You know this scene. All parents do. We start out with the best intentions (we always do); we are on the high road or as Daniel Siegel (physician and author of Parenting From the Inside Out) calls it, the “High mode.” This type of functioning or “processing” as Siegel refers to, gets the name due to the part of the brain that is in the top front, called the prefrontal cortex. When we are processing in the high mode, we are engaging our rational mind, we are able to be reflective, flexible, and have a sense of self-awareness of how we are being received. In this mode, we can moderate the tone and volume of our voice, speak with love and kindness to our children, use open body language and offer mutually respectful and dignified choices for our children to respond to as well as relevant and related consequences can be used should they become needed. In this mode, we are the parent we want to be. So what happens?

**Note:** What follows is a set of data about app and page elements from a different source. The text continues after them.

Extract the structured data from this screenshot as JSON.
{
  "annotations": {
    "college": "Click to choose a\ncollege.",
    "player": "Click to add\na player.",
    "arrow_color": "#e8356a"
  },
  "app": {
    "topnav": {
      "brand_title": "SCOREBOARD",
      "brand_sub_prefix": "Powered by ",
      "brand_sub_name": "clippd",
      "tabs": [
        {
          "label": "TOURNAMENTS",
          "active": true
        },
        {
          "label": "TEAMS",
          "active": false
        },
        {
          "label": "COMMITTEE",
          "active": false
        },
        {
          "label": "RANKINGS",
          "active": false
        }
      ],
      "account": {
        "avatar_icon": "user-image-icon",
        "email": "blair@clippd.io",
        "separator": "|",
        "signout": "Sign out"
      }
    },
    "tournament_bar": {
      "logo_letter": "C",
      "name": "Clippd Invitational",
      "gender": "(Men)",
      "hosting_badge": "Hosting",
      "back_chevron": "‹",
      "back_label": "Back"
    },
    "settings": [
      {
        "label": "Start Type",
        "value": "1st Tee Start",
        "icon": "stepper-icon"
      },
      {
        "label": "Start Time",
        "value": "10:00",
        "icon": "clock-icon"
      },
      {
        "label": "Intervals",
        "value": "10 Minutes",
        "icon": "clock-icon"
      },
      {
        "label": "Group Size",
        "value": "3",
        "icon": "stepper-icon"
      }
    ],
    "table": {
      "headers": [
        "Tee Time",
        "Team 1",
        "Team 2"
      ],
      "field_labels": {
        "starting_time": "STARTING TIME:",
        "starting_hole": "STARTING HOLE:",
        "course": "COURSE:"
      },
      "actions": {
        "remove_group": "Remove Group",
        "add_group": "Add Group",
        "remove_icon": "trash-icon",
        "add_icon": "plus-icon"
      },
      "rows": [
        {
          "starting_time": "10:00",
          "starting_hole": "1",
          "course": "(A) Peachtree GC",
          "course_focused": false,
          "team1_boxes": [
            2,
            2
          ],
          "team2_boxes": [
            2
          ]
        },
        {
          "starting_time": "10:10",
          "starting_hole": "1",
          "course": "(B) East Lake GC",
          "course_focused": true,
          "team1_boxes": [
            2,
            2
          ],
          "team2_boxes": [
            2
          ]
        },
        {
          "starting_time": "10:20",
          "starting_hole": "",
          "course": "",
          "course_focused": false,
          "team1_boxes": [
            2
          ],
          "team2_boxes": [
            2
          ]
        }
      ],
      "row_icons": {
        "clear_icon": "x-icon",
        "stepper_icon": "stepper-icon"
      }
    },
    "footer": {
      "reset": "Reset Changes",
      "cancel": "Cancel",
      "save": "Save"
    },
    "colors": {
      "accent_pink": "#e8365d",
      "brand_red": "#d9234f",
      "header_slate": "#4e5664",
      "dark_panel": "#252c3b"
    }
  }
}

Something very sneaky happens that takes you down a detour. We flip our lids and best intentions or not, we are cruising fast down the low road. We are now yelling, making threats (punishment), displaying aggressive body language (crossed arms, pointing fingers), speaking angrily (usually like our parents spoke to us)! We hear ourselves rattle off threats or repeat totally out of fashion things like “don’t get smart with me,” who says that anymore, or “how old are you,” things our parents said. As Siegel points out, in low mode functioning, as if we didn’t already sense this as parents, we are feeling challenged! No kidding. We are functioning primarily from the mid-brain. From here, we are experiencing intense emotional reactions that drive our behaviour. The higher level part of the brain, the prefrontal cortex, effectively is shut off when we cruise the low road. We’re just not thinking straight.
Which is exactly the truth. When we become so angry and our prefrontal cortex is shut off, we respond with the part of the brain that is not capable of intelligent integrative functioning. No one ever says the right thing when he or she is fuming mad. So what can we do to stop flipping our lids?
Well, the point isn’t to never “flip out” again, we are human, but here are a few tips on how to deal with yourself that will help you de-escalate (partly adapted from Andra Medea’s work 2004):
-Notice what it feels like in your body: increase in heart beat, pressure in your head, or a sense of urgency. Learn your own warning signs.
-Recognize what it feels like mentally: thoughts are racing or going in circles, inability to think clearly.
-Take time away to calm down: in the current state nothing will get accomplished.
-Focus on your breathing: simple slow breaths.
-Engage large muscle groups: helps to calm the nervous system and bring the prefrontal cortex back online.
-Lastly, notice why you are in this mode: usually something about the situation has made you feel vulnerable.
The benefits from recognizing when we are triggered by our children and are about to transition from the high road to the low road are worth the effort they take. When parents share with me that they have moments where they “go nuts,” “feel like they are losing their minds,” or are about to “lose it,” they are in the transition mode and temporarily doing just that, in a sense losing their mind. Not only do we all parent better when we strive to keep our cool, but we will maintain the dignity of our children, and of ourselves in the process. Inevitably this process promotes the development of compassion for ourselves as both parents and imperfect humans, which of course transcends to our children as we then all take the high road.
A. Medea. Conflict Unraveled: Fixing Problems at Work and in Families. Chicago: Pivot Point Press, 2005.
D. J. Siegel & M. Hartzell. Parenting From the Inside Out. New York: Penguin, 2004. Chapter 7.
*The views expressed by our authors are personal opinions and do not necessarily reflect the views of the CCPA